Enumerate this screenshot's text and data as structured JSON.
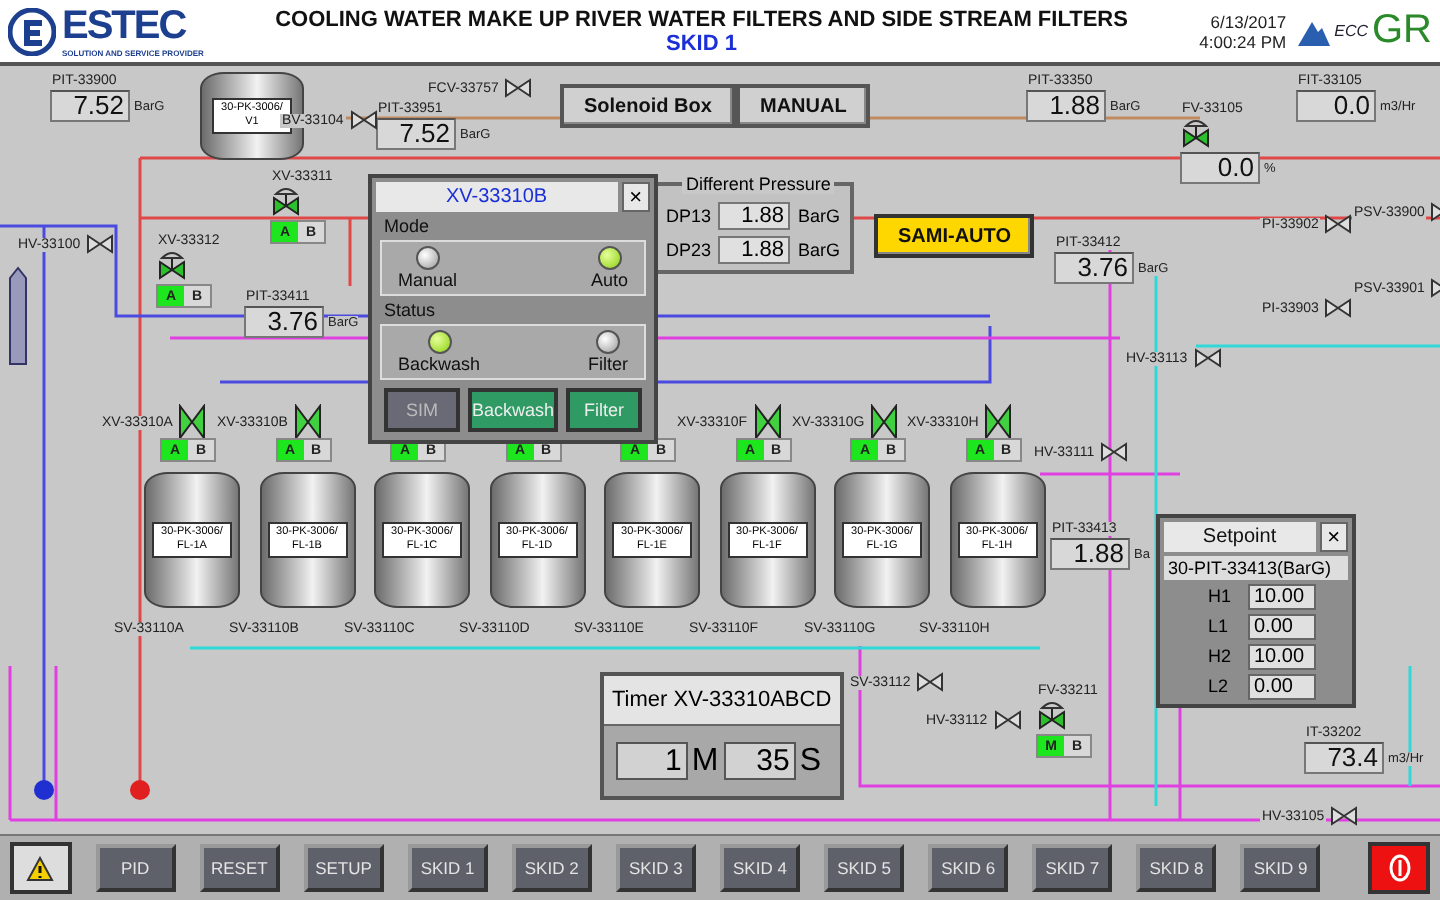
{
  "header": {
    "logo": "ESTEC",
    "tagline": "SOLUTION AND SERVICE PROVIDER",
    "title": "COOLING WATER MAKE UP RIVER WATER FILTERS AND SIDE STREAM FILTERS",
    "subtitle": "SKID 1",
    "date": "6/13/2017",
    "time": "4:00:24 PM",
    "partner_logo": "ECC",
    "partner_mark": "GR"
  },
  "vessel": {
    "label": "30-PK-3006/ V1"
  },
  "instruments": [
    {
      "kind": "meter",
      "tag": "PIT-33900",
      "value": "7.52",
      "unit": "BarG"
    },
    {
      "kind": "meter",
      "tag": "PIT-33951",
      "value": "7.52",
      "unit": "BarG"
    },
    {
      "kind": "meter",
      "tag": "PIT-33350",
      "value": "1.88",
      "unit": "BarG"
    },
    {
      "kind": "meter",
      "tag": "FIT-33105",
      "value": "0.0",
      "unit": "m3/Hr"
    },
    {
      "kind": "meter",
      "tag": "PIT-33412",
      "value": "3.76",
      "unit": "BarG"
    },
    {
      "kind": "meter",
      "tag": "PIT-33411",
      "value": "3.76",
      "unit": "BarG"
    },
    {
      "kind": "meter",
      "tag": "PIT-33413",
      "value": "1.88",
      "unit": "Ba"
    },
    {
      "kind": "meter",
      "tag": "IT-33202",
      "value": "73.4",
      "unit": "m3/Hr"
    },
    {
      "kind": "valve",
      "tag": "FV-33105",
      "value": "0.0",
      "unit": "%"
    }
  ],
  "tags": [
    {
      "text": "BV-33104"
    },
    {
      "text": "FCV-33757"
    },
    {
      "text": "HV-33100"
    },
    {
      "text": "PI-33902"
    },
    {
      "text": "PSV-33900"
    },
    {
      "text": "PSV-33901"
    },
    {
      "text": "PI-33903"
    },
    {
      "text": "HV-33113"
    },
    {
      "text": "HV-33111"
    },
    {
      "text": "SV-33112"
    },
    {
      "text": "HV-33112"
    },
    {
      "text": "HV-33105"
    }
  ],
  "control_valves": [
    {
      "tag": "XV-33311",
      "modes": [
        {
          "label": "A",
          "selected": true
        },
        {
          "label": "B",
          "selected": false
        }
      ]
    },
    {
      "tag": "XV-33312",
      "modes": [
        {
          "label": "A",
          "selected": true
        },
        {
          "label": "B",
          "selected": false
        }
      ]
    },
    {
      "tag": "FV-33211",
      "modes": [
        {
          "label": "M",
          "selected": true
        },
        {
          "label": "B",
          "selected": false
        }
      ]
    }
  ],
  "filters": [
    {
      "valve_tag": "XV-33310A",
      "tank": "30-PK-3006/ FL-1A",
      "drain": "SV-33110A",
      "modes": [
        {
          "label": "A",
          "selected": true
        },
        {
          "label": "B",
          "selected": false
        }
      ]
    },
    {
      "valve_tag": "XV-33310B",
      "tank": "30-PK-3006/ FL-1B",
      "drain": "SV-33110B",
      "modes": [
        {
          "label": "A",
          "selected": true
        },
        {
          "label": "B",
          "selected": false
        }
      ]
    },
    {
      "tank": "30-PK-3006/ FL-1C",
      "drain": "SV-33110C",
      "modes": [
        {
          "label": "A",
          "selected": true
        },
        {
          "label": "B",
          "selected": false
        }
      ]
    },
    {
      "tank": "30-PK-3006/ FL-1D",
      "drain": "SV-33110D",
      "modes": [
        {
          "label": "A",
          "selected": true
        },
        {
          "label": "B",
          "selected": false
        }
      ]
    },
    {
      "tank": "30-PK-3006/ FL-1E",
      "drain": "SV-33110E",
      "modes": [
        {
          "label": "A",
          "selected": true
        },
        {
          "label": "B",
          "selected": false
        }
      ]
    },
    {
      "valve_tag": "XV-33310F",
      "tank": "30-PK-3006/ FL-1F",
      "drain": "SV-33110F",
      "modes": [
        {
          "label": "A",
          "selected": true
        },
        {
          "label": "B",
          "selected": false
        }
      ]
    },
    {
      "valve_tag": "XV-33310G",
      "tank": "30-PK-3006/ FL-1G",
      "drain": "SV-33110G",
      "modes": [
        {
          "label": "A",
          "selected": true
        },
        {
          "label": "B",
          "selected": false
        }
      ]
    },
    {
      "valve_tag": "XV-33310H",
      "tank": "30-PK-3006/ FL-1H",
      "drain": "SV-33110H",
      "modes": [
        {
          "label": "A",
          "selected": true
        },
        {
          "label": "B",
          "selected": false
        }
      ]
    }
  ],
  "buttons": [
    {
      "label": "Solenoid Box",
      "kind": "plain"
    },
    {
      "label": "MANUAL",
      "kind": "plain"
    },
    {
      "label": "SAMI-AUTO",
      "kind": "alert"
    }
  ],
  "valve_popup": {
    "title": "XV-33310B",
    "close": "×",
    "mode_title": "Mode",
    "modes": [
      {
        "label": "Manual",
        "selected": false
      },
      {
        "label": "Auto",
        "selected": true
      }
    ],
    "status_title": "Status",
    "statuses": [
      {
        "label": "Backwash",
        "selected": true
      },
      {
        "label": "Filter",
        "selected": false
      }
    ],
    "actions": [
      {
        "label": "SIM",
        "disabled": true
      },
      {
        "label": "Backwash",
        "disabled": false
      },
      {
        "label": "Filter",
        "disabled": false
      }
    ]
  },
  "diff_pressure": {
    "title": "Different Pressure",
    "rows": [
      {
        "label": "DP13",
        "value": "1.88",
        "unit": "BarG"
      },
      {
        "label": "DP23",
        "value": "1.88",
        "unit": "BarG"
      }
    ]
  },
  "timer": {
    "title": "Timer XV-33310ABCD",
    "minutes": "1",
    "minutes_unit": "M",
    "seconds": "35",
    "seconds_unit": "S"
  },
  "setpoint": {
    "title": "Setpoint",
    "close": "×",
    "subtitle": "30-PIT-33413(BarG)",
    "rows": [
      {
        "label": "H1",
        "value": "10.00"
      },
      {
        "label": "L1",
        "value": "0.00"
      },
      {
        "label": "H2",
        "value": "10.00"
      },
      {
        "label": "L2",
        "value": "0.00"
      }
    ]
  },
  "nav": [
    "PID",
    "RESET",
    "SETUP",
    "SKID 1",
    "SKID 2",
    "SKID 3",
    "SKID 4",
    "SKID 5",
    "SKID 6",
    "SKID 7",
    "SKID 8",
    "SKID 9"
  ]
}
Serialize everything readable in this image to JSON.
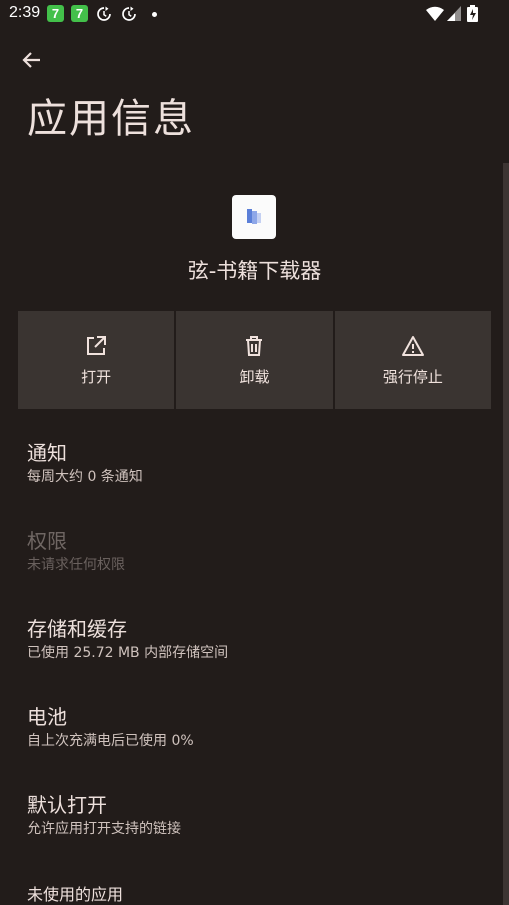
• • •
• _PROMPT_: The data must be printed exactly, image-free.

• _SOLVED PROBLEM_:
Enumerate this screenshot's text and data as structured JSON.
{
  "header": {
    "logo": "ESTEC",
    "tagline": "SOLUTION AND SERVICE PROVIDER",
    "title": "COOLING WATER MAKE UP RIVER WATER FILTERS AND SIDE STREAM FILTERS",
    "subtitle": "SKID 1",
    "date": "6/13/2017",
    "time": "4:00:24 PM",
    "partner_logo": "ECC",
    "partner_mark": "GR"
  },
  "vessel": {
    "label": "30-PK-3006/ V1"
  },
  "instruments": [
    {
      "kind": "meter",
      "tag": "PIT-33900",
      "value": "7.52",
      "unit": "BarG"
    },
    {
      "kind": "meter",
      "tag": "PIT-33951",
      "value": "7.52",
      "unit": "BarG"
    },
    {
      "kind": "meter",
      "tag": "PIT-33350",
      "value": "1.88",
      "unit": "BarG"
    },
    {
      "kind": "meter",
      "tag": "FIT-33105",
      "value": "0.0",
      "unit": "m3/Hr"
    },
    {
      "kind": "meter",
      "tag": "PIT-33412",
      "value": "3.76",
      "unit": "BarG"
    },
    {
      "kind": "meter",
      "tag": "PIT-33411",
      "value": "3.76",
      "unit": "BarG"
    },
    {
      "kind": "meter",
      "tag": "PIT-33413",
      "value": "1.88",
      "unit": "Ba"
    },
    {
      "kind": "meter",
      "tag": "IT-33202",
      "value": "73.4",
      "unit": "m3/Hr"
    },
    {
      "kind": "valve",
      "tag": "FV-33105",
      "value": "0.0",
      "unit": "%"
    }
  ],
  "tags": [
    {
      "text": "BV-33104"
    },
    {
      "text": "FCV-33757"
    },
    {
      "text": "HV-33100"
    },
    {
      "text": "PI-33902"
    },
    {
      "text": "PSV-33900"
    },
    {
      "text": "PSV-33901"
    },
    {
      "text": "PI-33903"
    },
    {
      "text": "HV-33113"
    },
    {
      "text": "HV-33111"
    },
    {
      "text": "SV-33112"
    },
    {
      "text": "HV-33112"
    },
    {
      "text": "HV-33105"
    }
  ],
  "control_valves": [
    {
      "tag": "XV-33311",
      "modes": [
        {
          "label": "A",
          "selected": true
        },
        {
          "label": "B",
          "selected": false
        }
      ]
    },
    {
      "tag": "XV-33312",
      "modes": [
        {
          "label": "A",
          "selected": true
        },
        {
          "label": "B",
          "selected": false
        }
      ]
    },
    {
      "tag": "FV-33211",
      "modes": [
        {
          "label": "M",
          "selected": true
        },
        {
          "label": "B",
          "selected": false
        }
      ]
    }
  ],
  "filters": [
    {
      "valve_tag": "XV-33310A",
      "tank": "30-PK-3006/ FL-1A",
      "drain": "SV-33110A",
      "modes": [
        {
          "label": "A",
          "selected": true
        },
        {
          "label": "B",
          "selected": false
        }
      ]
    },
    {
      "valve_tag": "XV-33310B",
      "tank": "30-PK-3006/ FL-1B",
      "drain": "SV-33110B",
      "modes": [
        {
          "label": "A",
          "selected": true
        },
        {
          "label": "B",
          "selected": false
        }
      ]
    },
    {
      "tank": "30-PK-3006/ FL-1C",
      "drain": "SV-33110C",
      "modes": [
        {
          "label": "A",
          "selected": true
        },
        {
          "label": "B",
          "selected": false
        }
      ]
    },
    {
      "tank": "30-PK-3006/ FL-1D",
      "drain": "SV-33110D",
      "modes": [
        {
          "label": "A",
          "selected": true
        },
        {
          "label": "B",
          "selected": false
        }
      ]
    },
    {
      "tank": "30-PK-3006/ FL-1E",
      "drain": "SV-33110E",
      "modes": [
        {
          "label": "A",
          "selected": true
        },
        {
          "label": "B",
          "selected": false
        }
      ]
    },
    {
      "valve_tag": "XV-33310F",
      "tank": "30-PK-3006/ FL-1F",
      "drain": "SV-33110F",
      "modes": [
        {
          "label": "A",
          "selected": true
        },
        {
          "label": "B",
          "selected": false
        }
      ]
    },
    {
      "valve_tag": "XV-33310G",
      "tank": "30-PK-3006/ FL-1G",
      "drain": "SV-33110G",
      "modes": [
        {
          "label": "A",
          "selected": true
        },
        {
          "label": "B",
          "selected": false
        }
      ]
    },
    {
      "valve_tag": "XV-33310H",
      "tank": "30-PK-3006/ FL-1H",
      "drain": "SV-33110H",
      "modes": [
        {
          "label": "A",
          "selected": true
        },
        {
          "label": "B",
          "selected": false
        }
      ]
    }
  ],
  "buttons": [
    {
      "label": "Solenoid Box",
      "kind": "plain"
    },
    {
      "label": "MANUAL",
      "kind": "plain"
    },
    {
      "label": "SAMI-AUTO",
      "kind": "alert"
    }
  ],
  "valve_popup": {
    "title": "XV-33310B",
    "close": "×",
    "mode_title": "Mode",
    "modes": [
      {
        "label": "Manual",
        "selected": false
      },
      {
        "label": "Auto",
        "selected": true
      }
    ],
    "status_title": "Status",
    "statuses": [
      {
        "label": "Backwash",
        "selected": true
      },
      {
        "label": "Filter",
        "selected": false
      }
    ],
    "actions": [
      {
        "label": "SIM",
        "disabled": true
      },
      {
        "label": "Backwash",
        "disabled": false
      },
      {
        "label": "Filter",
        "disabled": false
      }
    ]
  },
  "diff_pressure": {
    "title": "Different Pressure",
    "rows": [
      {
        "label": "DP13",
        "value": "1.88",
        "unit": "BarG"
      },
      {
        "label": "DP23",
        "value": "1.88",
        "unit": "BarG"
      }
    ]
  },
  "timer": {
    "title": "Timer XV-33310ABCD",
    "minutes": "1",
    "minutes_unit": "M",
    "seconds": "35",
    "seconds_unit": "S"
  },
  "setpoint": {
    "title": "Setpoint",
    "close": "×",
    "subtitle": "30-PIT-33413(BarG)",
    "rows": [
      {
        "label": "H1",
        "value": "10.00"
      },
      {
        "label": "L1",
        "value": "0.00"
      },
      {
        "label": "H2",
        "value": "10.00"
      },
      {
        "label": "L2",
        "value": "0.00"
      }
    ]
  },
  "nav": [
    "PID",
    "RESET",
    "SETUP",
    "SKID 1",
    "SKID 2",
    "SKID 3",
    "SKID 4",
    "SKID 5",
    "SKID 6",
    "SKID 7",
    "SKID 8",
    "SKID 9"
  ]
}
Serialize everything readable in this image to JSON.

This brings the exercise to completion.